» What you will do
Each line below should be written out again exactly.

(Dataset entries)
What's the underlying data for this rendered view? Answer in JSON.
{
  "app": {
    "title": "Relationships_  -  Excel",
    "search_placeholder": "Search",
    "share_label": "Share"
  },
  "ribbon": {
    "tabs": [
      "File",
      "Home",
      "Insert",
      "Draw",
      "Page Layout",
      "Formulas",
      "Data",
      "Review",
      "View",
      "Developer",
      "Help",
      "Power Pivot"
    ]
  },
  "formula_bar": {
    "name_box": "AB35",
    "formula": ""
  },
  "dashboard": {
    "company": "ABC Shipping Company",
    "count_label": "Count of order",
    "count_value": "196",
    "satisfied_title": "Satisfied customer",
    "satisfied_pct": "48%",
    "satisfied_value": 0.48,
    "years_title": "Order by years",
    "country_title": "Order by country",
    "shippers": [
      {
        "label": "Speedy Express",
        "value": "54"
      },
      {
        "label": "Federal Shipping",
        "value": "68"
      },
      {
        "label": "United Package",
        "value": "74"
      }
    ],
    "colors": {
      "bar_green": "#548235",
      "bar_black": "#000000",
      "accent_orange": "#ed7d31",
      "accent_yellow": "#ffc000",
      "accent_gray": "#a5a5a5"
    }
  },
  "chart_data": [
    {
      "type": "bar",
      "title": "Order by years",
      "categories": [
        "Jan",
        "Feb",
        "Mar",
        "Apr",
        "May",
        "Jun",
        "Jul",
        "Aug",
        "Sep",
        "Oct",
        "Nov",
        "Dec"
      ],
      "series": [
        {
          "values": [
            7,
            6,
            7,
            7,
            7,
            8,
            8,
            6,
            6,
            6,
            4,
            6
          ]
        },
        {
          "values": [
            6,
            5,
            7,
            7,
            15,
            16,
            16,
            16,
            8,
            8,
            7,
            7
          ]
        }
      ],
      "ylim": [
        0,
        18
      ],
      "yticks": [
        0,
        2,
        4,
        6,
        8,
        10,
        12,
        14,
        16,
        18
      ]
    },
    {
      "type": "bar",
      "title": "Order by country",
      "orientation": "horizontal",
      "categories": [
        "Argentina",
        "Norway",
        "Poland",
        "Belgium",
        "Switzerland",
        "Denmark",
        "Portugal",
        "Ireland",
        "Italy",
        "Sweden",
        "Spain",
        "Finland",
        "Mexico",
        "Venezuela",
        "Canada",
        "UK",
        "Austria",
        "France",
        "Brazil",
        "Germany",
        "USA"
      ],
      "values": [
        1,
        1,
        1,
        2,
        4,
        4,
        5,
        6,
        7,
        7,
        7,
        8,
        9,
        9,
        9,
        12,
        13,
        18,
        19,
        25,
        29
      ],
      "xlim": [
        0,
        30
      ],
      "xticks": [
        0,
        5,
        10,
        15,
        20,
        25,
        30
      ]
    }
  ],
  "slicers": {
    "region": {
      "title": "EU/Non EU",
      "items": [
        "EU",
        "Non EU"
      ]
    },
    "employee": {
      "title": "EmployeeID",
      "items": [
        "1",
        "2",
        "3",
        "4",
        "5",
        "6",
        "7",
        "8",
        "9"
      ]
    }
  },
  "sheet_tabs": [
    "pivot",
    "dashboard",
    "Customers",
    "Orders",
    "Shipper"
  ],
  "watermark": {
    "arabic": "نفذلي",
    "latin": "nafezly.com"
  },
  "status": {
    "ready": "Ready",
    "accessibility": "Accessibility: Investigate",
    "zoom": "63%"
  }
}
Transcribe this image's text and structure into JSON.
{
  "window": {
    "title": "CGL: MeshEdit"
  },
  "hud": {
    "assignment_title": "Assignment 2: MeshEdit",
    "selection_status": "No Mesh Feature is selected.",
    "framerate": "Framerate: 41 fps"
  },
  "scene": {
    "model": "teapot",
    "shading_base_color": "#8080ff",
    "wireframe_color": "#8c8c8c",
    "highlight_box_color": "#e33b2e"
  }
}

» Response to the exercise
What's the underlying data for this rendered view? Answer in JSON.
{
  "app": {
    "title": "Relationships_  -  Excel",
    "search_placeholder": "Search",
    "share_label": "Share"
  },
  "ribbon": {
    "tabs": [
      "File",
      "Home",
      "Insert",
      "Draw",
      "Page Layout",
      "Formulas",
      "Data",
      "Review",
      "View",
      "Developer",
      "Help",
      "Power Pivot"
    ]
  },
  "formula_bar": {
    "name_box": "AB35",
    "formula": ""
  },
  "dashboard": {
    "company": "ABC Shipping Company",
    "count_label": "Count of order",
    "count_value": "196",
    "satisfied_title": "Satisfied customer",
    "satisfied_pct": "48%",
    "satisfied_value": 0.48,
    "years_title": "Order by years",
    "country_title": "Order by country",
    "shippers": [
      {
        "label": "Speedy Express",
        "value": "54"
      },
      {
        "label": "Federal Shipping",
        "value": "68"
      },
      {
        "label": "United Package",
        "value": "74"
      }
    ],
    "colors": {
      "bar_green": "#548235",
      "bar_black": "#000000",
      "accent_orange": "#ed7d31",
      "accent_yellow": "#ffc000",
      "accent_gray": "#a5a5a5"
    }
  },
  "chart_data": [
    {
      "type": "bar",
      "title": "Order by years",
      "categories": [
        "Jan",
        "Feb",
        "Mar",
        "Apr",
        "May",
        "Jun",
        "Jul",
        "Aug",
        "Sep",
        "Oct",
        "Nov",
        "Dec"
      ],
      "series": [
        {
          "values": [
            7,
            6,
            7,
            7,
            7,
            8,
            8,
            6,
            6,
            6,
            4,
            6
          ]
        },
        {
          "values": [
            6,
            5,
            7,
            7,
            15,
            16,
            16,
            16,
            8,
            8,
            7,
            7
          ]
        }
      ],
      "ylim": [
        0,
        18
      ],
      "yticks": [
        0,
        2,
        4,
        6,
        8,
        10,
        12,
        14,
        16,
        18
      ]
    },
    {
      "type": "bar",
      "title": "Order by country",
      "orientation": "horizontal",
      "categories": [
        "Argentina",
        "Norway",
        "Poland",
        "Belgium",
        "Switzerland",
        "Denmark",
        "Portugal",
        "Ireland",
        "Italy",
        "Sweden",
        "Spain",
        "Finland",
        "Mexico",
        "Venezuela",
        "Canada",
        "UK",
        "Austria",
        "France",
        "Brazil",
        "Germany",
        "USA"
      ],
      "values": [
        1,
        1,
        1,
        2,
        4,
        4,
        5,
        6,
        7,
        7,
        7,
        8,
        9,
        9,
        9,
        12,
        13,
        18,
        19,
        25,
        29
      ],
      "xlim": [
        0,
        30
      ],
      "xticks": [
        0,
        5,
        10,
        15,
        20,
        25,
        30
      ]
    }
  ],
  "slicers": {
    "region": {
      "title": "EU/Non EU",
      "items": [
        "EU",
        "Non EU"
      ]
    },
    "employee": {
      "title": "EmployeeID",
      "items": [
        "1",
        "2",
        "3",
        "4",
        "5",
        "6",
        "7",
        "8",
        "9"
      ]
    }
  },
  "sheet_tabs": [
    "pivot",
    "dashboard",
    "Customers",
    "Orders",
    "Shipper"
  ],
  "watermark": {
    "arabic": "نفذلي",
    "latin": "nafezly.com"
  },
  "status": {
    "ready": "Ready",
    "accessibility": "Accessibility: Investigate",
    "zoom": "63%"
  }
}
Transcribe this image's text and structure into JSON.
{
  "window": {
    "title": "CGL: MeshEdit"
  },
  "hud": {
    "assignment_title": "Assignment 2: MeshEdit",
    "selection_status": "No Mesh Feature is selected.",
    "framerate": "Framerate: 41 fps"
  },
  "scene": {
    "model": "teapot",
    "shading_base_color": "#8080ff",
    "wireframe_color": "#8c8c8c",
    "highlight_box_color": "#e33b2e"
  }
}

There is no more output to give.